Mitral valve prolapse is an ailment where 2 valve flaps of the mitral valve do not seal efficiently or evenly, but protrude upward into the left atrium.
Once the heart pumps or contracts, a part of one or both flaps collapse backwards into the left atrium. In some instances, the prolapsed valve allows the leakage of a small amount of blood backward via the valve which causes a heart murmur.
The condition is relatively harmless. Most who have the condition are not aware of having it and overall health is not affected. Nevertheless, in some instances, treatment is required.
What are the causes?
The usual cause of mitral valve prolapse is having abnormally stretched out valve leaflets. The condition develops in around 2% of the population. An individual might be born with the genetic risk of developing the condition or can be triggered by other health issues such as connective tissue diseases.
How is it diagnosed?
Since most individuals diagnosed with mitral valve prolapse do not have any symptoms, a heart murmur might be detected during a routine physical examination once a doctor utilizes a stethoscope to assess the heart.
The common indications of the condition include the following:
- Episodes of rapid heartbeat (palpitations)
- Chest discomfort
Even in cases where there are no symptoms, if a murmur has been detected, an echocardiogram is recommended. It utilizes an ultrasound to assess the features of the valve cusps and the amount of blood that is leaking once the heart contracts.
Other tests might include magnetic resonance imaging (MRI) or an angiogram. The results of the tests and length of the symptoms are used by the doctor to determine if further testing is required.
In most instances, an individual with the condition will not have any effect on the health and treatment is not needed. A doctor should be consulted on how to prevent complications based on the level of risk. If the doctor provides prescription medications, they should be taken as directed.
The condition is rarely serious but in severe cases, the condition can lead to abnormal heartbeats that can become life-threatening.
Once the prolapse is severe enough to cause significant leakage from the valve, it can result to serious complications such as stroke.
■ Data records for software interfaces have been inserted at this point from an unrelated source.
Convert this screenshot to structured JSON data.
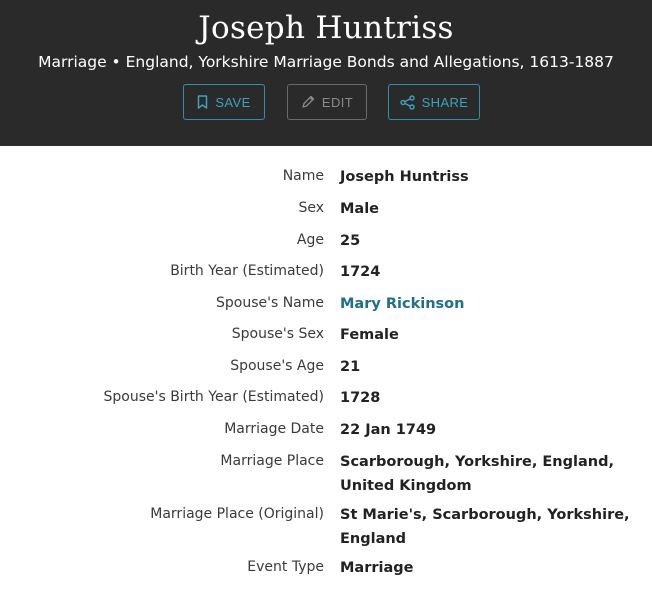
{
  "header": {
    "title": "Joseph Huntriss",
    "subtitle": "Marriage • England, Yorkshire Marriage Bonds and Allegations, 1613-1887",
    "buttons": {
      "save": {
        "label": "SAVE",
        "icon": "bookmark-icon"
      },
      "edit": {
        "label": "EDIT",
        "icon": "pencil-icon"
      },
      "share": {
        "label": "SHARE",
        "icon": "share-icon"
      }
    }
  },
  "details": [
    {
      "label": "Name",
      "value": "Joseph Huntriss"
    },
    {
      "label": "Sex",
      "value": "Male"
    },
    {
      "label": "Age",
      "value": "25"
    },
    {
      "label": "Birth Year (Estimated)",
      "value": "1724"
    },
    {
      "label": "Spouse's Name",
      "value": "Mary Rickinson",
      "link": true
    },
    {
      "label": "Spouse's Sex",
      "value": "Female"
    },
    {
      "label": "Spouse's Age",
      "value": "21"
    },
    {
      "label": "Spouse's Birth Year (Estimated)",
      "value": "1728"
    },
    {
      "label": "Marriage Date",
      "value": "22 Jan 1749"
    },
    {
      "label": "Marriage Place",
      "value": "Scarborough, Yorkshire, England, United Kingdom"
    },
    {
      "label": "Marriage Place (Original)",
      "value": "St Marie's, Scarborough, Yorkshire, England"
    },
    {
      "label": "Event Type",
      "value": "Marriage"
    }
  ],
  "colors": {
    "header_bg": "#2a2a2a",
    "accent": "#3aa3bf",
    "link": "#1f6f8b"
  }
}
This occurs since significant leakage from the mitral valve can cause the formation of blood clots. Once these clots travel from the heart to the arteries or the brain, it can cause a heart attack or stroke.